━━━ EXTRACTED ENTRIES ━━━

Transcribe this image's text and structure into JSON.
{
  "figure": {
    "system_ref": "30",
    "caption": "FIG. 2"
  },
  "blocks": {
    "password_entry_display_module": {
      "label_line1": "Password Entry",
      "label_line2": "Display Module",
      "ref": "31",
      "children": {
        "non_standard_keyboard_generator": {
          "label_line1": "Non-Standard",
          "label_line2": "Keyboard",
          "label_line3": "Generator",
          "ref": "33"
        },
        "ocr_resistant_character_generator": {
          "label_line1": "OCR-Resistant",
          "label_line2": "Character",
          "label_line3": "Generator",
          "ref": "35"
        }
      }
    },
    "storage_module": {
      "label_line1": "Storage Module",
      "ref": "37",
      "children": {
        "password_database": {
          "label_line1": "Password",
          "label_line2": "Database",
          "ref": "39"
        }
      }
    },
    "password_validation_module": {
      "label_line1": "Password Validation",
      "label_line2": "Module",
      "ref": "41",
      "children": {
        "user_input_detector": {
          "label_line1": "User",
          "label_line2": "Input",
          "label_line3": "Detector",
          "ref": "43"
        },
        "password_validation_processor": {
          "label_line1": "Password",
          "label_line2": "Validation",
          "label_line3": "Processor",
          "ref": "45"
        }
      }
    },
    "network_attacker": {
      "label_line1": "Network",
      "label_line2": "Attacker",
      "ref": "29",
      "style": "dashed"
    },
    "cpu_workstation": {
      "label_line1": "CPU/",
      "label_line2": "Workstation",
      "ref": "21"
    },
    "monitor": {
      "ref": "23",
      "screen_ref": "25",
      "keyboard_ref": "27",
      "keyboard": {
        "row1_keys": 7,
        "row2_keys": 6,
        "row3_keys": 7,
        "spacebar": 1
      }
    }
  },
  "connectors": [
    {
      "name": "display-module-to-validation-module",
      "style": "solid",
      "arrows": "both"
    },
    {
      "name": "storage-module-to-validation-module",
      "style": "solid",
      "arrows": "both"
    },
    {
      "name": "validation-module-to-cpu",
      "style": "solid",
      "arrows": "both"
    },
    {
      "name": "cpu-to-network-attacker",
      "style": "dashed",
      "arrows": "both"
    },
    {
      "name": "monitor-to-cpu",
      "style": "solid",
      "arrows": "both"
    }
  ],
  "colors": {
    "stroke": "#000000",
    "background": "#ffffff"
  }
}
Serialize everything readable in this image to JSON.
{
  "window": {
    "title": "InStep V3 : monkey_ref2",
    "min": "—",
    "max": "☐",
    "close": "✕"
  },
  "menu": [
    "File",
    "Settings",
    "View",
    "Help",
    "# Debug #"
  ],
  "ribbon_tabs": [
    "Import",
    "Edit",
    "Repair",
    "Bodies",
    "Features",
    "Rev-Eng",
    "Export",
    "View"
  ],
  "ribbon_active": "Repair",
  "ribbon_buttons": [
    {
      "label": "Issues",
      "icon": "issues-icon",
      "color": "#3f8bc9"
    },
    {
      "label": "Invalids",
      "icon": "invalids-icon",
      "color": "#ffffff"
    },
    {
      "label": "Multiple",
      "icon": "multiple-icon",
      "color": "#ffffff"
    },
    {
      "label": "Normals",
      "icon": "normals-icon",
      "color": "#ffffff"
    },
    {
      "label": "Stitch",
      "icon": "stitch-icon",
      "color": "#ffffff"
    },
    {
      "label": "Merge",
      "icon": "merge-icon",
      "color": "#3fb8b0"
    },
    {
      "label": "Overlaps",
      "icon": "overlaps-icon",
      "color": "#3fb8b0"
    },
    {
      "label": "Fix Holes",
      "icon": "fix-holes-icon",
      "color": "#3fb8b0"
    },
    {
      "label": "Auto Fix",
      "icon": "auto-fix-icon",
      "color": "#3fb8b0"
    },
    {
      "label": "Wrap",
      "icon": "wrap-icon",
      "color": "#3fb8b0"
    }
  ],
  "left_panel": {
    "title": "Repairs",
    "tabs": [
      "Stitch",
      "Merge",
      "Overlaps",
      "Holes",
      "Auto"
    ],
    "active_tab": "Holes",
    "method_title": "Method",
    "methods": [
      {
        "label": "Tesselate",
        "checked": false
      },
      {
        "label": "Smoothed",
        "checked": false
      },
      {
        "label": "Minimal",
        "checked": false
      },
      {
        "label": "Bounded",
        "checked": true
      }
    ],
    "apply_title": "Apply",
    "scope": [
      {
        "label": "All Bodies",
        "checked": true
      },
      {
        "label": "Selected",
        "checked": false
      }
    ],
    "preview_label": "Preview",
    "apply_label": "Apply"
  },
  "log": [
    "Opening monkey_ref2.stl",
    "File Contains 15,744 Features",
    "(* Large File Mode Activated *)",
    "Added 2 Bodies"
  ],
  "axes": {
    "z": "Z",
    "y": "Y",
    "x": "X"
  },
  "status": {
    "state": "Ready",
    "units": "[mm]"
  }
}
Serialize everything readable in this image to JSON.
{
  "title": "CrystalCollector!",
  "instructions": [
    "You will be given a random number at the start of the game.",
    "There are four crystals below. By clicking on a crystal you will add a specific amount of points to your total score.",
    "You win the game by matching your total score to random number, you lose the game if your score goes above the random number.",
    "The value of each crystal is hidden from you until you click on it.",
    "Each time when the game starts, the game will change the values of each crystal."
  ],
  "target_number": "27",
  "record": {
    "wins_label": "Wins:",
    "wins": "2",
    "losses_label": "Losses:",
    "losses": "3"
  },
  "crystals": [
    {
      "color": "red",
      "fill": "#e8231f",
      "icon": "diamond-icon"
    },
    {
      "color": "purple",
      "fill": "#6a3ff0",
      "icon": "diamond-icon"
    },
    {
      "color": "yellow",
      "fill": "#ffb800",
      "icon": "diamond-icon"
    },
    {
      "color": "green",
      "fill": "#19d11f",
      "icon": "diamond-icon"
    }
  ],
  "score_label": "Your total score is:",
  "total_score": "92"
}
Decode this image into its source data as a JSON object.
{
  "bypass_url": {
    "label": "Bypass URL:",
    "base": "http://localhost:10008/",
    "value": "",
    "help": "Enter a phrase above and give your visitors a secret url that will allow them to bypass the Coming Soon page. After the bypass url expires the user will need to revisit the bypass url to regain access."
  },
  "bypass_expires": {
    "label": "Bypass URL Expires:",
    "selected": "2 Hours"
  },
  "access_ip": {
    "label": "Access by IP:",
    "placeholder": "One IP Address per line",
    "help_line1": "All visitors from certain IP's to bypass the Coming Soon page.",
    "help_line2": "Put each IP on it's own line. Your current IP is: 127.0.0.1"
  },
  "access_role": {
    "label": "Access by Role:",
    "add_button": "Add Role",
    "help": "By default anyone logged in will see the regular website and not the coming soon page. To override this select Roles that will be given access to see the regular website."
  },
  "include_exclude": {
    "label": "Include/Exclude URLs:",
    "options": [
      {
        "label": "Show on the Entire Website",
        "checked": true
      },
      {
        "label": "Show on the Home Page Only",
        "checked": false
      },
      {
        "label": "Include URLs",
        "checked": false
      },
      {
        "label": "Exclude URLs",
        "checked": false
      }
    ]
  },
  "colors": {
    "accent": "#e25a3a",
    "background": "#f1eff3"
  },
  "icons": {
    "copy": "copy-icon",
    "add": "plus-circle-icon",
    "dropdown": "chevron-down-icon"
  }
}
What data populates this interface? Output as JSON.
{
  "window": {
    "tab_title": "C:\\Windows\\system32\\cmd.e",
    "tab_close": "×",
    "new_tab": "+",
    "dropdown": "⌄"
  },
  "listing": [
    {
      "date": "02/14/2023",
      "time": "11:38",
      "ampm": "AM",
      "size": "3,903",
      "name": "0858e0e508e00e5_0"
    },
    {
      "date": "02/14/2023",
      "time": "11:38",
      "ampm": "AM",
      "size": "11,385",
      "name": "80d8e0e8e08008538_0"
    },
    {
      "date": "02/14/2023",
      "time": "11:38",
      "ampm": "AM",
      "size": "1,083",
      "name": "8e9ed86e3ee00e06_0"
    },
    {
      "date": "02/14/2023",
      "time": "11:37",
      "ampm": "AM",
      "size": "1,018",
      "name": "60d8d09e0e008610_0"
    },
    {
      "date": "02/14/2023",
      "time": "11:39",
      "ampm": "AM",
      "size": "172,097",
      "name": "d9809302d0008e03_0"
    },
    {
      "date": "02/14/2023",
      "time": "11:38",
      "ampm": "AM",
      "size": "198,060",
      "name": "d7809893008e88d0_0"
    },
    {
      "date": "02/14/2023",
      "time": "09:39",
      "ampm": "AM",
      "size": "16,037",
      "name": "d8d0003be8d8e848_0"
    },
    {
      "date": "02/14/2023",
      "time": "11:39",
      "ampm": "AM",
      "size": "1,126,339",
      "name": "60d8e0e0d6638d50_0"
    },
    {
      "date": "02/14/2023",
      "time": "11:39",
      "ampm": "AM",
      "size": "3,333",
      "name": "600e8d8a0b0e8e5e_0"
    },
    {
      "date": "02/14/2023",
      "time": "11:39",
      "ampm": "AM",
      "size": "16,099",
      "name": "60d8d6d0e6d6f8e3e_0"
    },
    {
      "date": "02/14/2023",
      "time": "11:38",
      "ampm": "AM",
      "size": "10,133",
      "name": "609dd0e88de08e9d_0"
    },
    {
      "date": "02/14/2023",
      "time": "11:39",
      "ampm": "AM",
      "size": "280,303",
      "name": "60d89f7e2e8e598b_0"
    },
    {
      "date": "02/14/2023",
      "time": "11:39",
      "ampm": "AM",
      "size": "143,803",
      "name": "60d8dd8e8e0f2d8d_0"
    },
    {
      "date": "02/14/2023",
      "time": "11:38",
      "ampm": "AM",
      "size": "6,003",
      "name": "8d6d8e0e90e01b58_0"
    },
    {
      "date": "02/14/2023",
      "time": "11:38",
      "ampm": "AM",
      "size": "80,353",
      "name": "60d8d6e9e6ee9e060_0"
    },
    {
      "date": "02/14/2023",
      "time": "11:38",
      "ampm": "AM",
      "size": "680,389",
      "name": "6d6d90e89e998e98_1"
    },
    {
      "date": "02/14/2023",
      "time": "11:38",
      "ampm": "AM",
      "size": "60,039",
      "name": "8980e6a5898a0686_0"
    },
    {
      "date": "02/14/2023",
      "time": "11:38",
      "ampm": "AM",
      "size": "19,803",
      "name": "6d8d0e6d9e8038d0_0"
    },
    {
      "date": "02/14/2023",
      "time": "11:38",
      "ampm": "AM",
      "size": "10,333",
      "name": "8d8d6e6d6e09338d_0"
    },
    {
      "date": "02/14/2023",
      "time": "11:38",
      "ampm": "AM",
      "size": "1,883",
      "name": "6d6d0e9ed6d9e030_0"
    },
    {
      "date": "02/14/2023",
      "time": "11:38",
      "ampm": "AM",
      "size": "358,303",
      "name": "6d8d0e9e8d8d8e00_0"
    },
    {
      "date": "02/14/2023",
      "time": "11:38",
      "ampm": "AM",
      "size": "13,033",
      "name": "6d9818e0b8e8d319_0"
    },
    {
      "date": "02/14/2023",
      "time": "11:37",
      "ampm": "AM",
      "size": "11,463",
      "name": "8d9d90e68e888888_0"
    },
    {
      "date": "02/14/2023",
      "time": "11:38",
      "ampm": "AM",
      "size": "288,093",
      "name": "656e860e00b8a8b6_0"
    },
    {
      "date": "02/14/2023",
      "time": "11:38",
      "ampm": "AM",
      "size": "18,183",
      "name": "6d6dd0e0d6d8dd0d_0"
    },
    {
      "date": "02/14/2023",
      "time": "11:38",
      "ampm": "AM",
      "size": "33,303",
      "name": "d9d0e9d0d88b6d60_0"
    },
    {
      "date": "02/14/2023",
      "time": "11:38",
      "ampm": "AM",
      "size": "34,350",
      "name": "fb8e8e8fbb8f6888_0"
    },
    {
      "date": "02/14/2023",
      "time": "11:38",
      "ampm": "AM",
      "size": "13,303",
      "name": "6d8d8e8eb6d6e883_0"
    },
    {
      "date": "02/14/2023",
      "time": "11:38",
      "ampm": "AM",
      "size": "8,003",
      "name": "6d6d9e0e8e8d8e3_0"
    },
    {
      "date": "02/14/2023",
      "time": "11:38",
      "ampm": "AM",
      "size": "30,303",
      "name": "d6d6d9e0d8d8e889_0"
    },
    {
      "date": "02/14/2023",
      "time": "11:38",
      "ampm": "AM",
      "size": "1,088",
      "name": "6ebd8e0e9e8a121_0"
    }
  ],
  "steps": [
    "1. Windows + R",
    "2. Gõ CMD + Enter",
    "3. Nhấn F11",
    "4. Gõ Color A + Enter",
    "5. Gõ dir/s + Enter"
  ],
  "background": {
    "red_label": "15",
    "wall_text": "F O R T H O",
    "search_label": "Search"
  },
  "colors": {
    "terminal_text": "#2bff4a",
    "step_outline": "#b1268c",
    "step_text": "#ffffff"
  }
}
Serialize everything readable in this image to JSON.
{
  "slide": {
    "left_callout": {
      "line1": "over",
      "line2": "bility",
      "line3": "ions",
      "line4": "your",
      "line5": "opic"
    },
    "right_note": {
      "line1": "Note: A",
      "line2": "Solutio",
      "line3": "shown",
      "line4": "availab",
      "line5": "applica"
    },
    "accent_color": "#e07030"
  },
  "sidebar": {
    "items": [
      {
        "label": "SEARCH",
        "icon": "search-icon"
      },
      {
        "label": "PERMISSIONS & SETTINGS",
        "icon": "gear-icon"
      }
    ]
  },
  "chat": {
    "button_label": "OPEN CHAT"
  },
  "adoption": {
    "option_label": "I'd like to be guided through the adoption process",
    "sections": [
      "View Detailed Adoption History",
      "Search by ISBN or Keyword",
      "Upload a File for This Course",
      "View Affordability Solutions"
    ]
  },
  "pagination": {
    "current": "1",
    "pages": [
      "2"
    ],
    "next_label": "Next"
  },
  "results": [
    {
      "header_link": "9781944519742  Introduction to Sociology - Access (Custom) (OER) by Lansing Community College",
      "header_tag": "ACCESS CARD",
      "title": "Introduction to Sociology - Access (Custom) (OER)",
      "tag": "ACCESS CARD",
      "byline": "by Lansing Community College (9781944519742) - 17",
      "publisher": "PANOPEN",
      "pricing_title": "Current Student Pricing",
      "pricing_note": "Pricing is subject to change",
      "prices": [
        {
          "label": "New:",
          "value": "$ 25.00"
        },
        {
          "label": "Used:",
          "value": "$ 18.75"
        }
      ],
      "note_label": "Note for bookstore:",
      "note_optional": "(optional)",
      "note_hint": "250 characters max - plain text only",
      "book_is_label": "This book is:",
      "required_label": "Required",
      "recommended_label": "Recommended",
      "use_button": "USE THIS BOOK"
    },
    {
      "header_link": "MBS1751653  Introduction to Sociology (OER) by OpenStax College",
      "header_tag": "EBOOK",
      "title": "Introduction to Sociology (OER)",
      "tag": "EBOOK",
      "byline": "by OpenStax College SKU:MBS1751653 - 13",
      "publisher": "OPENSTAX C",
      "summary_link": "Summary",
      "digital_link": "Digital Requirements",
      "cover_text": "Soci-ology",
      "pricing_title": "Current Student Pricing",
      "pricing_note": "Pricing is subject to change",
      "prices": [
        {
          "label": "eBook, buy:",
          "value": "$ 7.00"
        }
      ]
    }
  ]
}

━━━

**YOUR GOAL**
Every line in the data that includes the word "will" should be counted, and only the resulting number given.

**ANSWER TO THE PROBLEM**
5